▸ **TASK TO CARRY OUT**
Before repeating the entries below, strip out every picture and keep all else as it is.

▸ **PROVIDED DATA**
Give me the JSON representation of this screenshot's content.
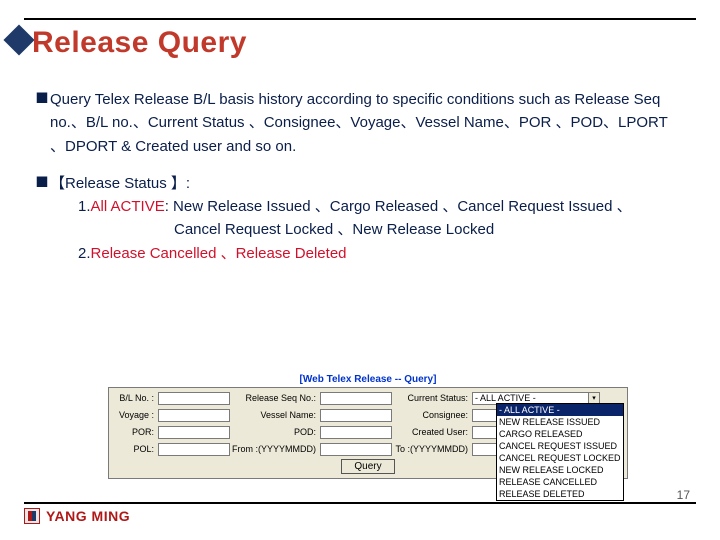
{
  "title": "Release Query",
  "bullets": {
    "b1": "Query Telex Release B/L basis history according to specific conditions such as Release Seq no.、B/L no.、Current Status 、Consignee、Voyage、Vessel Name、POR 、POD、LPORT 、DPORT & Created user and so on.",
    "b2_head": "【Release Status 】:",
    "b2_1_label": "1.",
    "b2_1_red": "All ACTIVE",
    "b2_1_rest": ": New Release Issued 、Cargo Released 、Cancel Request Issued 、",
    "b2_1_line2": "Cancel Request Locked 、New Release Locked",
    "b2_2_label": "2.",
    "b2_2_red": "Release Cancelled 、Release Deleted"
  },
  "screenshot": {
    "caption": "[Web Telex Release -- Query]",
    "labels": {
      "bl": "B/L No. :",
      "seq": "Release Seq No.:",
      "status": "Current Status:",
      "voyage": "Voyage :",
      "vessel": "Vessel Name:",
      "consignee": "Consignee:",
      "por": "POR:",
      "pod": "POD:",
      "created": "Created User:",
      "pol": "POL:",
      "from": "From :(YYYYMMDD)",
      "to": "To :(YYYYMMDD)"
    },
    "status_selected": "- ALL ACTIVE -",
    "status_options": [
      "- ALL ACTIVE -",
      "NEW RELEASE ISSUED",
      "CARGO RELEASED",
      "CANCEL REQUEST ISSUED",
      "CANCEL REQUEST LOCKED",
      "NEW RELEASE LOCKED",
      "RELEASE CANCELLED",
      "RELEASE DELETED"
    ],
    "query_btn": "Query"
  },
  "page_number": "17",
  "brand": "YANG MING"
}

▸ **RESPONSE FOR THIS EXERCISE**
Give me the JSON representation of this screenshot's content.
{
  "title": "Release Query",
  "bullets": {
    "b1": "Query Telex Release B/L basis history according to specific conditions such as Release Seq no.、B/L no.、Current Status 、Consignee、Voyage、Vessel Name、POR 、POD、LPORT 、DPORT & Created user and so on.",
    "b2_head": "【Release Status 】:",
    "b2_1_label": "1.",
    "b2_1_red": "All ACTIVE",
    "b2_1_rest": ": New Release Issued 、Cargo Released 、Cancel Request Issued 、",
    "b2_1_line2": "Cancel Request Locked 、New Release Locked",
    "b2_2_label": "2.",
    "b2_2_red": "Release Cancelled 、Release Deleted"
  },
  "screenshot": {
    "caption": "[Web Telex Release -- Query]",
    "labels": {
      "bl": "B/L No. :",
      "seq": "Release Seq No.:",
      "status": "Current Status:",
      "voyage": "Voyage :",
      "vessel": "Vessel Name:",
      "consignee": "Consignee:",
      "por": "POR:",
      "pod": "POD:",
      "created": "Created User:",
      "pol": "POL:",
      "from": "From :(YYYYMMDD)",
      "to": "To :(YYYYMMDD)"
    },
    "status_selected": "- ALL ACTIVE -",
    "status_options": [
      "- ALL ACTIVE -",
      "NEW RELEASE ISSUED",
      "CARGO RELEASED",
      "CANCEL REQUEST ISSUED",
      "CANCEL REQUEST LOCKED",
      "NEW RELEASE LOCKED",
      "RELEASE CANCELLED",
      "RELEASE DELETED"
    ],
    "query_btn": "Query"
  },
  "page_number": "17",
  "brand": "YANG MING"
}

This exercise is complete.